The Friday Checkout is a weekly column providing more insight on the news, rounding up the announcements you may have missed and sharing what’s to come.
Things aren’t looking too rosy for the pickup-only grocery store concept these days.
We learned this week that Amazon has closed its last remaining Fresh Pickup location in Seattle, putting an end to an online grocery experiment the company launched in 2017. This comes nearly a year after Walmart shuttered its last two dedicated e-commerce stores and after startups like Addie’s and Fresh Street have given up on the idea.
It’s no surprise that the click-and-collect format, which hatched more than a decade ago and took off during the pandemic, is struggling. Pickup is popular, but so many stores now offer it in addition to the in-store shopping that millions of people prefer. There’s simply no competitive moat around it.
The idea may not be dead and buried yet, however. Online grocery shopping is still growing, and it’s certainly possible for startups to offer faster, better service at these dedicated locations while still touting competitive prices. That seems to be the case at Opie, a “drive-thru” grocer in South Carolina we profiled a while back.
Although it only has one location, Opie has a 4.9/5 rating across more than a hundred Google reviews, with shoppers raving about the friendly customer service and speedy turnaround time on orders. In addition to order-ahead pickup, Opie also takes on-demand orders and offers home delivery in as little as 30 minutes.
JackBe, a pickup-only grocer in Oklahoma, has two locations and plans to open a third early this year, according to its website. If companies can find a sound business model while also addressing the common headaches of online shopping (ugh, substitutions) we could see this innovative concept pick up steam once again.
In case you missed it
DoorDash ramping up grocery focus
Instacart better watch out: DoorDash CEO Tony Xu recently told Financial Times that grocery and retail are the main channels the delivery company is looking to grow to expand its business.
“If you already have a large consumer base, and a large driver base that is interacting with you many times a week, you just have more shots on goal to be able to launch into these adjacent categories,” Xu told the publication, noting that DoorDash went “from zero to a multibillion-dollar business” for non-restaurant deliveries.
Walmart keeps fighting food waste tech lawsuit
In December, a federal judge awarded the retailer the ability to have a new trial after a federal jury in Arkansas ruled that Walmart had stolen trade secrets from Zest Labs, which makes food waste reduction technology, Law360 reported. The federal jury in 2021 had ordered the retailer to pay $115 million.
Lawsuit claims Ralphs violated job-seekers’ rights
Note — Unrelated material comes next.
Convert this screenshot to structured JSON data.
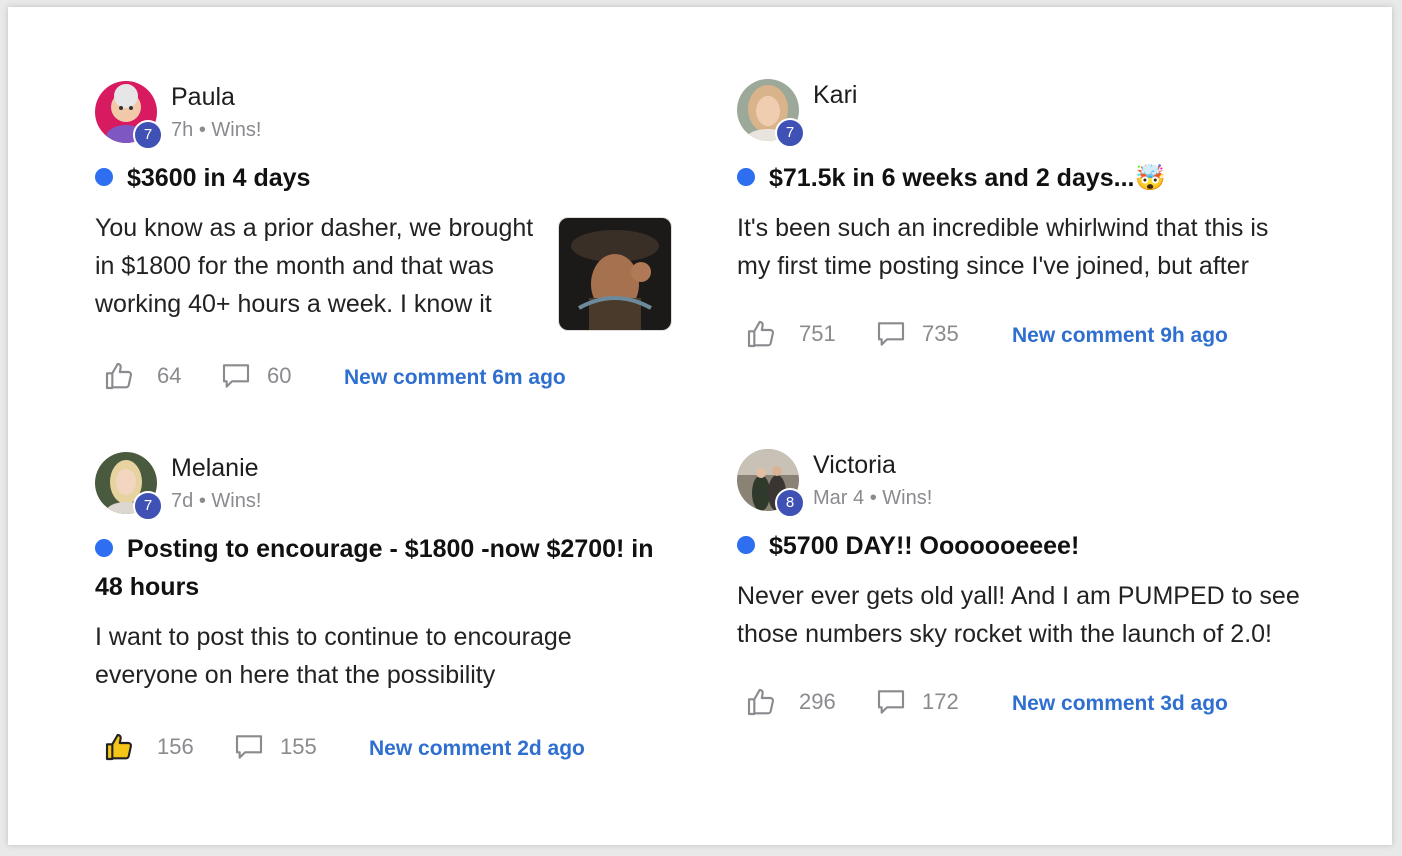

A suit filed at the end of December by the California Civil Rights Department alleges that the Kroger banner violated California law by asking prospective employees about their criminal histories. The California Civil Rights Department is seeking monetary damages for workers who were allegedly denied jobs or lost jobs and a court order to require Ralphs to comply with the state’s Fair Chance Act.
Number of the week: $150 million
That’s how much Kansas shoppers will save annually on grocery spending due to a recent reduction in the state’s sales tax on groceries, The Joplin Globe reported. The sales tax was cut in half, to 2%, starting Jan. 1, following a drop from 6.5% to 4% at the start of 2023, according to the publication.
The grocery company is scheduled to release its third-quarter results Tuesday morning. Because of the proposed merger with Kroger, Albertsons will not hold an earnings call.
Latest inflation numbers
The U.S. Bureau of Labor Statistics will release the Consumer Price Index figures for December on Thursday. Grocery prices in November rose at a 1.7% annual pace — the figure was the lowest rate of grocery inflation since June 2021, when it was 0.9%
A horse walks into a grocery store …
A local Cool, California, grocery store saw recently got some visitors with a unique mode of transportation for roaming the aisles.
“I turn around and there’s a horse in the produce aisle,” a store employee said in an interview with CBS News Sacramento.
The shoppers moseyed in on horseback on New Year’s Eve and stayed in the store for 30 minutes, lapping the aisles twice — and bystanders caught it all on video.
Unfortunately, when the horses relieved themselves in the store, it was up to the store employee to clean it up. However, the two horseback shoppers did buy products and utilized self-checkout to pay.